Materialists and madmen never have doubts.
Angels can fly because they take themselves lightly.
Thieves respect property. They merely wish the property to become their property that they may more perfectly respect it.
The men who really believe in themselves are all in lunatic asylums.
People who make history know nothing about history. You can see that in the sort of history they make.
Happy is he who still loves something he loved in the nursery He has not been broken in two by time he is not two men, but one, and he has saved not only his soul, but his life.
Democracy means government by the uneducated, while aristocracy means government by the badly educated.
The Christian ideal has not been tried and found wanting.
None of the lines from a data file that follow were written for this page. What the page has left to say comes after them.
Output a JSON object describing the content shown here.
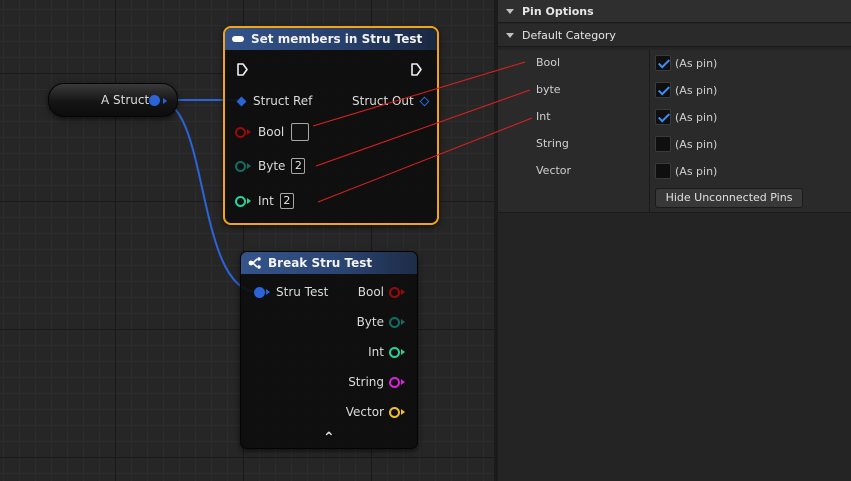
{
  "graph": {
    "var_node": {
      "label": "A Struct"
    },
    "set_node": {
      "title": "Set members in Stru Test",
      "struct_ref_label": "Struct Ref",
      "struct_out_label": "Struct Out",
      "bool_label": "Bool",
      "byte_label": "Byte",
      "byte_value": "2",
      "int_label": "Int",
      "int_value": "2"
    },
    "break_node": {
      "title": "Break Stru Test",
      "input_label": "Stru Test",
      "outputs": [
        "Bool",
        "Byte",
        "Int",
        "String",
        "Vector"
      ],
      "expand_glyph": "⌃"
    }
  },
  "colors": {
    "struct_pin": "#2a64d8",
    "bool_pin": "#9a0a0a",
    "byte_pin": "#0f6e62",
    "int_pin": "#22d49a",
    "string_pin": "#e01ee0",
    "vector_pin": "#f2c020",
    "selection": "#f2a416",
    "annotation_line": "#e02020"
  },
  "panel": {
    "section_title": "Pin Options",
    "category_title": "Default Category",
    "rows": [
      {
        "name": "Bool",
        "checked": true,
        "value": "(As pin)"
      },
      {
        "name": "byte",
        "checked": true,
        "value": "(As pin)"
      },
      {
        "name": "Int",
        "checked": true,
        "value": "(As pin)"
      },
      {
        "name": "String",
        "checked": false,
        "value": "(As pin)"
      },
      {
        "name": "Vector",
        "checked": false,
        "value": "(As pin)"
      }
    ],
    "hide_button": "Hide Unconnected Pins"
  }
}
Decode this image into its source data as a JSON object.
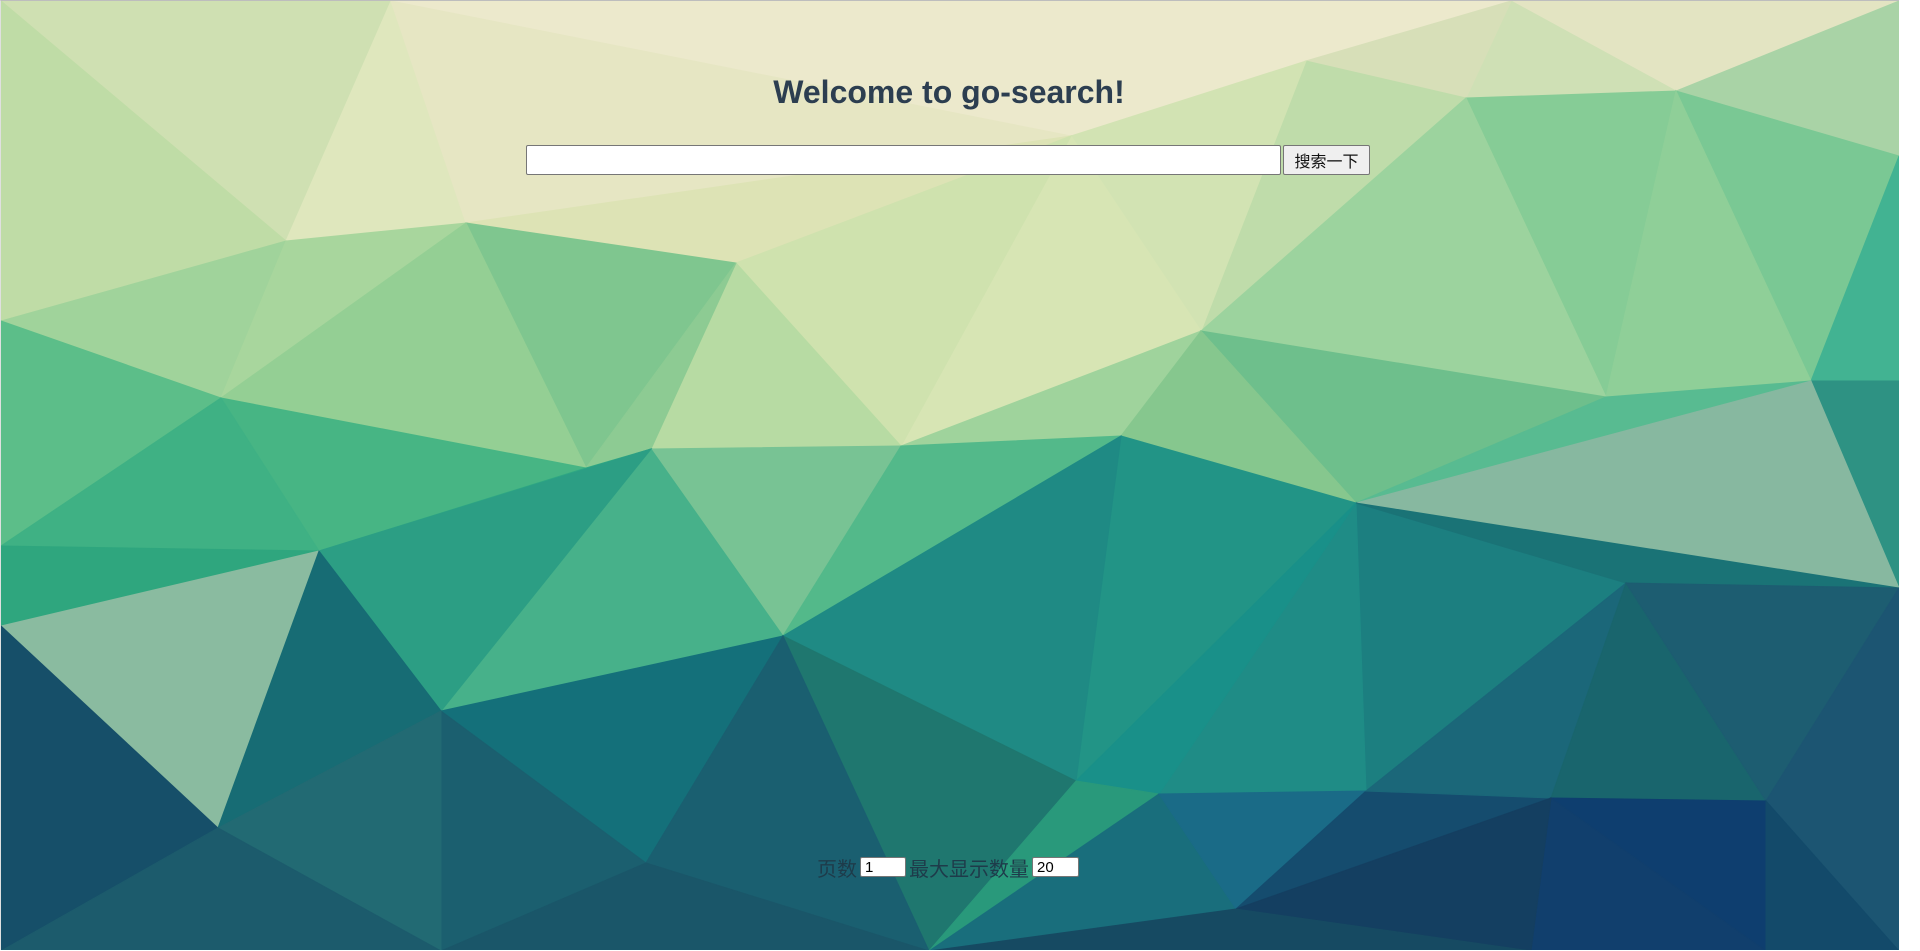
{
  "header": {
    "title": "Welcome to go-search!"
  },
  "search": {
    "value": "",
    "placeholder": "",
    "button_label": "搜索一下"
  },
  "paging": {
    "page_label": "页数",
    "page_value": "1",
    "max_label": "最大显示数量",
    "max_value": "20"
  },
  "background": {
    "style": "low-poly triangles",
    "palette": {
      "top": "#e8e6c4",
      "middle": "#4db889",
      "bottom": "#124a6a"
    }
  }
}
It has been found difficult and left untried.
Art consists of limitation. The most beautiful part of every picture is the frame.
It is not funny that anything else should fall down only that a man should fall down. Why do we laugh Because it is a gravely religious matter it is the Fall of Man. Only man can be absurd for only man can be dignified.
Accept the things to which fate binds you, and love the people with whom fate brings you together, but do so with all your heart.
No man likes to have his intelligence or good faith questioned, especially if he has doubts about it himself.
A wise woman knows how to summon her courage and do what is right, rather than what is easy.
His talent was as natural as the pattern that was made by the dust on a butterfly's wings. At one time he understood it no more than the butterfly did and he did not know when it was brushed or marred.
I try to give the media as many confusing images as I can to retain my freedom. What's real is for my children and the people I live with.
To think is of itself to be useful it is always and in all cases a striving toward God.
If there existed no external means for dimming their consciences, one-half of the men would at once shoot themselves, because to live contrary to one's reason is a most intolerable state, and all men of our time are in such a state.
I have to say that when you tour the world, obviously, the jetlags and different hours and ways of living and traveling, a lot of hours in the plane, and you wake up in the morning and you're not quite sure where you are, and it is very tiring.
That writer does the most who gives his reader the most knowledge and takes from him the least time.
The moral virtues, then, are produced in us neither by nature nor against nature. Nature, indeed, prepares in us the ground for their reception, but their complete formation is the product of habit.